Gabapentin helps to reduce the alcohol consumption and increases the rate of abstinence in patients with AUD. The recommened starting dose is between 900 to 1800 mg/day and associates with common adverse events include fatigue, insomina, and headache. In patients with renal impairment, the dose of gabapentin should be adjusted.
APA recommends against use of specific medications, including antidepressants and benzodiazepines. Antidepressant medications should not be used for treating AUD unless the patient has comorbid conditions, such as depression or anxiety disorder. Before starting pharmacotherapy for patients with AUD, the initial evaluation should include the assessment for comorbid psychiatric disorders. Benzodiazepines are not the primary treatment of AUD, except for alcohol detoxification or the treatment of alcohol withdrawal. Because of the risk for sedation, behavioral impairment, respiratory depression, benzodiazepines or other sedative-hypnotic agents should be limited.
To improve the quality of care and treatment outcomes for patients with AUD, APA developed this updated practice guideline to provide information on the comparative effectiveness of naltrexone, acamprosate, topiramate, gabapentin, and disulfiram. Additionally, the practice guideline includes recommendations and sugesstions related to the psychiatric evaluation of patients with AUD.

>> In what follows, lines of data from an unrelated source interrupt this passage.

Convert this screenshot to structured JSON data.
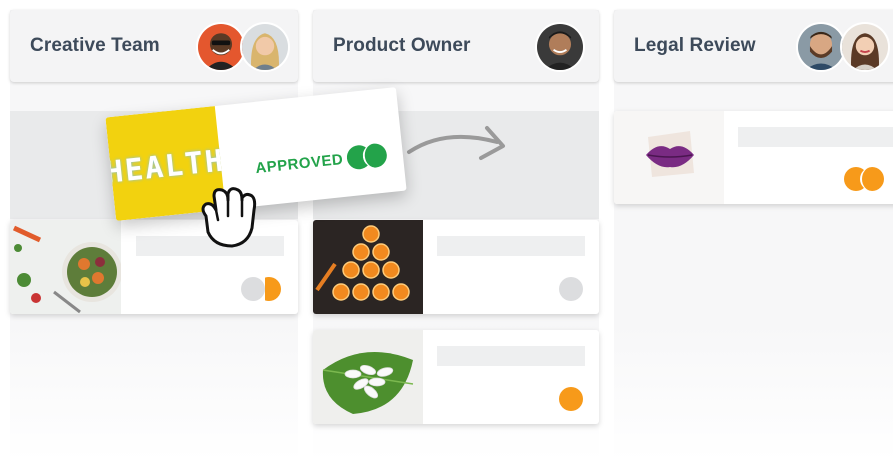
{
  "columns": [
    {
      "title": "Creative Team",
      "avatars": [
        "avatar-man-sunglasses",
        "avatar-woman-blonde"
      ]
    },
    {
      "title": "Product Owner",
      "avatars": [
        "avatar-man-smiling"
      ]
    },
    {
      "title": "Legal Review",
      "avatars": [
        "avatar-man-beard",
        "avatar-woman-brunette"
      ]
    }
  ],
  "dragged_card": {
    "thumbnail_text": "HEALTH",
    "status": "APPROVED",
    "status_color": "#23a34a"
  },
  "cards": [
    {
      "column": "Creative Team",
      "image": "salad-bowl",
      "indicator": "grey-orange"
    },
    {
      "column": "Product Owner",
      "image": "orange-slices-pyramid",
      "indicator": "grey"
    },
    {
      "column": "Product Owner",
      "image": "pills-on-leaf",
      "indicator": "orange"
    },
    {
      "column": "Legal Review",
      "image": "purple-lips",
      "indicator": "orange-orange"
    }
  ],
  "colors": {
    "accent_orange": "#f79a1a",
    "approved_green": "#23a34a",
    "indicator_grey": "#dcdddf",
    "header_text": "#3d4a5a"
  }
}
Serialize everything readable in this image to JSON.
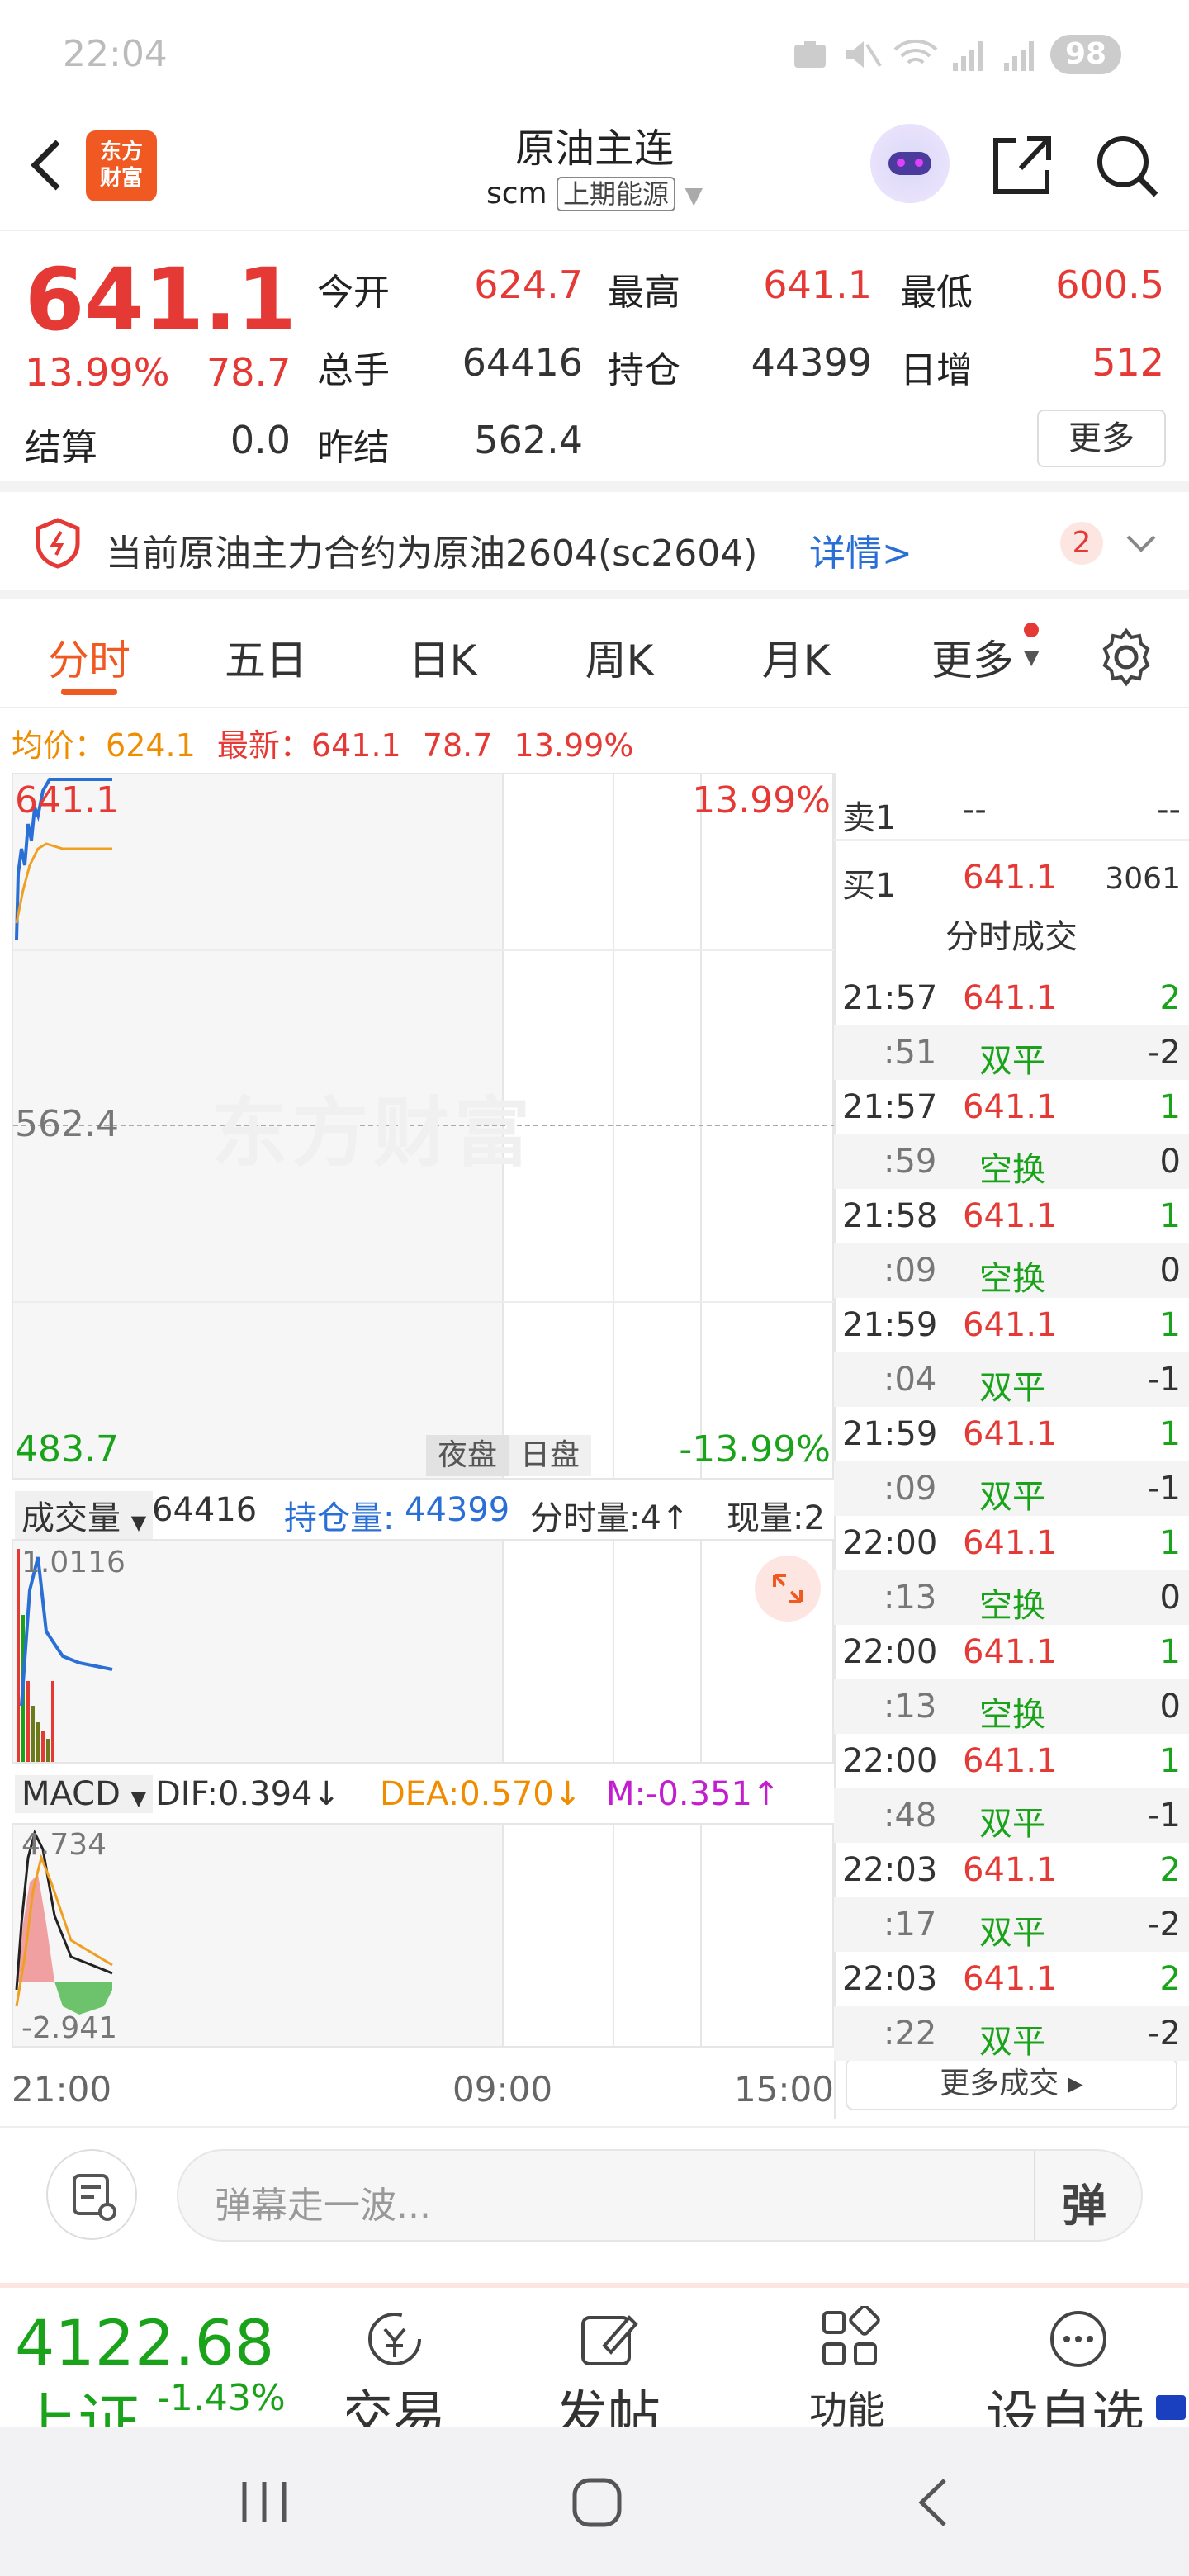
{
  "status_bar": {
    "time": "22:04",
    "battery": "98",
    "signal_1": "5G",
    "signal_2": "5G",
    "wifi": "6"
  },
  "header": {
    "title": "原油主连",
    "code": "scm",
    "exchange": "上期能源",
    "logo_line1": "东方",
    "logo_line2": "财富"
  },
  "quote": {
    "price": "641.1",
    "change_pct": "13.99%",
    "change": "78.7",
    "stats": [
      {
        "label": "今开",
        "value": "624.7",
        "color": "red"
      },
      {
        "label": "最高",
        "value": "641.1",
        "color": "red"
      },
      {
        "label": "最低",
        "value": "600.5",
        "color": "red"
      },
      {
        "label": "总手",
        "value": "64416",
        "color": "dark"
      },
      {
        "label": "持仓",
        "value": "44399",
        "color": "dark"
      },
      {
        "label": "日增",
        "value": "512",
        "color": "red"
      },
      {
        "label": "结算",
        "value": "0.0",
        "color": "dark"
      },
      {
        "label": "昨结",
        "value": "562.4",
        "color": "dark"
      }
    ],
    "more_button": "更多"
  },
  "banner": {
    "text": "当前原油主力合约为原油2604(sc2604)",
    "link": "详情>",
    "badge": "2"
  },
  "tabs": [
    {
      "label": "分时",
      "active": true
    },
    {
      "label": "五日",
      "active": false
    },
    {
      "label": "日K",
      "active": false
    },
    {
      "label": "周K",
      "active": false
    },
    {
      "label": "月K",
      "active": false
    },
    {
      "label": "更多",
      "active": false
    }
  ],
  "info_line": {
    "avg_label": "均价：",
    "avg_value": "624.1",
    "latest_label": "最新：",
    "latest_value": "641.1",
    "change": "78.7",
    "change_pct": "13.99%"
  },
  "price_chart": {
    "top_price": "641.1",
    "top_pct": "13.99%",
    "mid_price": "562.4",
    "bottom_price": "483.7",
    "bottom_pct": "-13.99%",
    "session_night": "夜盘",
    "session_day": "日盘",
    "watermark": "东方财富"
  },
  "volume_bar": {
    "selector": "成交量",
    "volume": "64416",
    "oi_label": "持仓量:",
    "oi_value": "44399",
    "tick_label": "分时量:4↑",
    "now_label": "现量:2"
  },
  "volume_chart": {
    "max_label": "1.0116"
  },
  "macd_bar": {
    "selector": "MACD",
    "dif": "DIF:0.394↓",
    "dea": "DEA:0.570↓",
    "m": "M:-0.351↑"
  },
  "macd_chart": {
    "top_label": "4.734",
    "bottom_label": "-2.941"
  },
  "time_axis": [
    "21:00",
    "09:00",
    "15:00"
  ],
  "order_book": {
    "sell1_label": "卖1",
    "sell1_price": "--",
    "sell1_vol": "--",
    "buy1_label": "买1",
    "buy1_price": "641.1",
    "buy1_vol": "3061",
    "trades_title": "分时成交",
    "trades": [
      {
        "time": "21:57",
        "price": "641.1",
        "vol": "2",
        "sec": ":51",
        "type": "双平",
        "chg": "-2"
      },
      {
        "time": "21:57",
        "price": "641.1",
        "vol": "1",
        "sec": ":59",
        "type": "空换",
        "chg": "0"
      },
      {
        "time": "21:58",
        "price": "641.1",
        "vol": "1",
        "sec": ":09",
        "type": "空换",
        "chg": "0"
      },
      {
        "time": "21:59",
        "price": "641.1",
        "vol": "1",
        "sec": ":04",
        "type": "双平",
        "chg": "-1"
      },
      {
        "time": "21:59",
        "price": "641.1",
        "vol": "1",
        "sec": ":09",
        "type": "双平",
        "chg": "-1"
      },
      {
        "time": "22:00",
        "price": "641.1",
        "vol": "1",
        "sec": ":13",
        "type": "空换",
        "chg": "0"
      },
      {
        "time": "22:00",
        "price": "641.1",
        "vol": "1",
        "sec": ":13",
        "type": "空换",
        "chg": "0"
      },
      {
        "time": "22:00",
        "price": "641.1",
        "vol": "1",
        "sec": ":48",
        "type": "双平",
        "chg": "-1"
      },
      {
        "time": "22:03",
        "price": "641.1",
        "vol": "2",
        "sec": ":17",
        "type": "双平",
        "chg": "-2"
      },
      {
        "time": "22:03",
        "price": "641.1",
        "vol": "2",
        "sec": ":22",
        "type": "双平",
        "chg": "-2"
      }
    ],
    "more_trades": "更多成交"
  },
  "comment_input": {
    "placeholder": "弹幕走一波...",
    "barrage_label": "弹"
  },
  "bottom_nav": {
    "index_value": "4122.68",
    "index_name": "上证",
    "index_change": "-1.43%",
    "items": [
      "交易",
      "发帖",
      "功能",
      "设自选"
    ]
  },
  "colors": {
    "up": "#e53935",
    "down": "#1aa31a",
    "accent": "#f05a22",
    "link": "#2a6fd6"
  }
}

American Psychiatric Association (2018, January 19). The American Psychiatric Association Practice Guideline for the Pharmacological Treatment of Patients With Alcohol Use Disorder. Retrieved Feburary 19, 2018, from https://psychiatryonline.org/doi/pdf/10.1176/appi.books.9781615371969